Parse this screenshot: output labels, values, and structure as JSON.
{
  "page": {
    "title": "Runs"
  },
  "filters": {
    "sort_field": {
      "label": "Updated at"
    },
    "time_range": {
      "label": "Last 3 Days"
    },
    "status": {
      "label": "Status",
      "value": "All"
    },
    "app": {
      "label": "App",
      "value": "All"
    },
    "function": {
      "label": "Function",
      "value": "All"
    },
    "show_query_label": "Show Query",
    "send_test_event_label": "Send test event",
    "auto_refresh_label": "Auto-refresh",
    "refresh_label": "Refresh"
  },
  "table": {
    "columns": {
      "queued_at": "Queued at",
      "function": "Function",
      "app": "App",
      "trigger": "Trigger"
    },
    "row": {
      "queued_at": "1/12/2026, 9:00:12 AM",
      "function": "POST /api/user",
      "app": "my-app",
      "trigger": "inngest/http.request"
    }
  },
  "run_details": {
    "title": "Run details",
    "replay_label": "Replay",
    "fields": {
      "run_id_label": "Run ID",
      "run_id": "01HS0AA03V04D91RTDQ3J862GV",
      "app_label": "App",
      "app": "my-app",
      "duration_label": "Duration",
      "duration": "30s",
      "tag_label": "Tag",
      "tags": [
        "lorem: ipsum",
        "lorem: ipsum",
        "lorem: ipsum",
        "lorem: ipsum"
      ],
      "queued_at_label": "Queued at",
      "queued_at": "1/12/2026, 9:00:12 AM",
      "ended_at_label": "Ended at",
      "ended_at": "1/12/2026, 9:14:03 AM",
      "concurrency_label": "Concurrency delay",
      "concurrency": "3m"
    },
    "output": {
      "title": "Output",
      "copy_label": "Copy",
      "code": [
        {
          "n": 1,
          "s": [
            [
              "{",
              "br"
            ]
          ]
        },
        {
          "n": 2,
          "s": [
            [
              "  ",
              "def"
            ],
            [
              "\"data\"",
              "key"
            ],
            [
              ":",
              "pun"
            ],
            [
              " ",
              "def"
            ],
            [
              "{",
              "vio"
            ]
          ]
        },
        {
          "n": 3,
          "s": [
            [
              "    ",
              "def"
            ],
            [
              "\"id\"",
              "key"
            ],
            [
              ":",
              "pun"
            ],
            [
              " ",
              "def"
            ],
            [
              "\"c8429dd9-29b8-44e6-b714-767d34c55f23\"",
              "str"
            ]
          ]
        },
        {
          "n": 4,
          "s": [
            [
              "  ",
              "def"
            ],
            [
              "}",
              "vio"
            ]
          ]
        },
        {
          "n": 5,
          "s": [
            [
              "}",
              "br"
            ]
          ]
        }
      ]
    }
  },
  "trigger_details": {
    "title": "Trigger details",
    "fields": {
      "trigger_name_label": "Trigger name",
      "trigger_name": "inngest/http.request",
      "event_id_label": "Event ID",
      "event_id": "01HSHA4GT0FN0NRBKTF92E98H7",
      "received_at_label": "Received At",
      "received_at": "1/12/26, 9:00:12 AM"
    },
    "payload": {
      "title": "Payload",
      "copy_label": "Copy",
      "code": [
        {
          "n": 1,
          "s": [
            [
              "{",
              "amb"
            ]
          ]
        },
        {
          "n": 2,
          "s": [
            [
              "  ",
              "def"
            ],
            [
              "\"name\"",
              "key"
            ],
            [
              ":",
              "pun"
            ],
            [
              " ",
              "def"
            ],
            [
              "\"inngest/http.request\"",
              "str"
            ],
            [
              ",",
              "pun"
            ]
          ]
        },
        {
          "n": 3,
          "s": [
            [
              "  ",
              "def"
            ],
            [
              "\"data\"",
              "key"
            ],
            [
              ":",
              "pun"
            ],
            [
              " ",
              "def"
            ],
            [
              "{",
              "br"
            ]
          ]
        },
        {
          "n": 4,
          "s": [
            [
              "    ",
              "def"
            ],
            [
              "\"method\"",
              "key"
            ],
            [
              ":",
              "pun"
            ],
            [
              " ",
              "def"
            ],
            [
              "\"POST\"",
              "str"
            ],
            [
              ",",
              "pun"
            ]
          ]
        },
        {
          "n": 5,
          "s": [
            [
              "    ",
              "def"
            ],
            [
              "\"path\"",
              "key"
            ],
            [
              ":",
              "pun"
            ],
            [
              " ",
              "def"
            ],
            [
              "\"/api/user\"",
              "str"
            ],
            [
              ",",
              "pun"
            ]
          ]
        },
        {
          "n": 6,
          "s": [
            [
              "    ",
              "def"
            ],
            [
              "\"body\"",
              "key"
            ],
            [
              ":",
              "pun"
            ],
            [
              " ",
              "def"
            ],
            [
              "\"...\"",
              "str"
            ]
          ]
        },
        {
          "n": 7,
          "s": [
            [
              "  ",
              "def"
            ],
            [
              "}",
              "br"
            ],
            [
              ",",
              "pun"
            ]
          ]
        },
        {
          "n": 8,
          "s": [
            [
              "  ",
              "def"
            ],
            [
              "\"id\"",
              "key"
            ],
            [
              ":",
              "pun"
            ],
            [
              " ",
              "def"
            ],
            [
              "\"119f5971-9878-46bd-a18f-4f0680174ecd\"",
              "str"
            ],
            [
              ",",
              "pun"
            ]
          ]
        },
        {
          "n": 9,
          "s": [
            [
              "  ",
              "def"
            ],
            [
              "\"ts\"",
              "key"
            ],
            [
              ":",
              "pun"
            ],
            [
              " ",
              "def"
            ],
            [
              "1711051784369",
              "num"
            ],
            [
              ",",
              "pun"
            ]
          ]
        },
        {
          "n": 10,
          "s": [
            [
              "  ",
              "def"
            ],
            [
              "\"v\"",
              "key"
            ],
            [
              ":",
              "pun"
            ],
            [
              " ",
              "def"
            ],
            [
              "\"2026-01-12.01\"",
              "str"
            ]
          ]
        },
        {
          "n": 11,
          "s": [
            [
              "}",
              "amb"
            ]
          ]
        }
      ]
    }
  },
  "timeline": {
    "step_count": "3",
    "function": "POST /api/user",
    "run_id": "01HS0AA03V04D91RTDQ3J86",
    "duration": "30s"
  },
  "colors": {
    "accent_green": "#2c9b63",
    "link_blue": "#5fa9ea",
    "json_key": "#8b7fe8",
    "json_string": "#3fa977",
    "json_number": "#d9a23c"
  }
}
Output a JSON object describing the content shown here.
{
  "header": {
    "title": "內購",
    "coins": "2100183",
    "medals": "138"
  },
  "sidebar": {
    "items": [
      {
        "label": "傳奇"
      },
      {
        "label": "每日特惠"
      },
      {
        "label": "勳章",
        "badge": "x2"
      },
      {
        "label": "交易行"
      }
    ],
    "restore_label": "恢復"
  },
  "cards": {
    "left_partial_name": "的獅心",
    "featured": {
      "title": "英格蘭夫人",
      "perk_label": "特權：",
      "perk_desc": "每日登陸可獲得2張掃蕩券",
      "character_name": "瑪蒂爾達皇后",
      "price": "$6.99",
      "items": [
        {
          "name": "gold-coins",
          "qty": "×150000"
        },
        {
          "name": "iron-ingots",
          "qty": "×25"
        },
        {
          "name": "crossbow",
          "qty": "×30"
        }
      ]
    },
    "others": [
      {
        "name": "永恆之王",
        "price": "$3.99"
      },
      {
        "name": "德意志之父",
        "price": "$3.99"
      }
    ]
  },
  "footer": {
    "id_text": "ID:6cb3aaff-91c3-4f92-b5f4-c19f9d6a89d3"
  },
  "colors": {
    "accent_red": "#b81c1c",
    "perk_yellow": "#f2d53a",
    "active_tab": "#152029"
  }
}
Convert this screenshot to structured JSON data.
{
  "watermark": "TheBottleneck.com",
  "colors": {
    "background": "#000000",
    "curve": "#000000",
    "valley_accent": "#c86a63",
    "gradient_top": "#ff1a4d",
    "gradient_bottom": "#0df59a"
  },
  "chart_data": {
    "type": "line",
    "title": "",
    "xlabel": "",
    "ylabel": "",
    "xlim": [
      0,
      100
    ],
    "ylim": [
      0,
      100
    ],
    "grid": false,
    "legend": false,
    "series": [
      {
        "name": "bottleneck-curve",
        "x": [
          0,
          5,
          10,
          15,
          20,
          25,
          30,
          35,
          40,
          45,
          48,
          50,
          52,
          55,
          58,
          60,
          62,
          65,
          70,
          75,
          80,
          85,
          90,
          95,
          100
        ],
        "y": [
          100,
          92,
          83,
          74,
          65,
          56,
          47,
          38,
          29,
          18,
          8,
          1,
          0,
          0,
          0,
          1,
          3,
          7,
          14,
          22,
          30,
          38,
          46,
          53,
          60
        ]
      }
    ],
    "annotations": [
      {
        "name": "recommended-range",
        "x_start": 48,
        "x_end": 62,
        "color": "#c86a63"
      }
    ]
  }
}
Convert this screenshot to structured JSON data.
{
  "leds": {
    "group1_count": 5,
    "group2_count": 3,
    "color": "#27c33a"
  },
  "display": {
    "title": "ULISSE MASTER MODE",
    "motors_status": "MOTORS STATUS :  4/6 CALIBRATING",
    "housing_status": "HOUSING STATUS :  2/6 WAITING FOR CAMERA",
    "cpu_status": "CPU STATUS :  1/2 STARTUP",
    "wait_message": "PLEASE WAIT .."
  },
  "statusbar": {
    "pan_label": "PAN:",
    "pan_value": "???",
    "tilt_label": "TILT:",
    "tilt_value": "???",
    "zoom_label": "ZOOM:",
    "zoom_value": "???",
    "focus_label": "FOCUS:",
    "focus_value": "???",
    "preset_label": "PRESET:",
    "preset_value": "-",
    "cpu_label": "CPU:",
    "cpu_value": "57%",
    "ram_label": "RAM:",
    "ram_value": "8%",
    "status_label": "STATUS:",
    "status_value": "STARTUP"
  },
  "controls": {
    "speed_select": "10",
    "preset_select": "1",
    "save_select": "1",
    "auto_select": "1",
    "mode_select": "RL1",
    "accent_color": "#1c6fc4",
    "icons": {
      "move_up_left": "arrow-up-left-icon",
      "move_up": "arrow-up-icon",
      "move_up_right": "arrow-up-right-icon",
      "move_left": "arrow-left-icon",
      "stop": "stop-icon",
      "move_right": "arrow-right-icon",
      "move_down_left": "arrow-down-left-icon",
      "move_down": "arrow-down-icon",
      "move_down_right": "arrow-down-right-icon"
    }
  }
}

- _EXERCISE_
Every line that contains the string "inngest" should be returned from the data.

- _SOLUTION FOR THIS TASK_
      "trigger": "inngest/http.request"
      "trigger_name": "inngest/http.request",
              "\"inngest/http.request\"",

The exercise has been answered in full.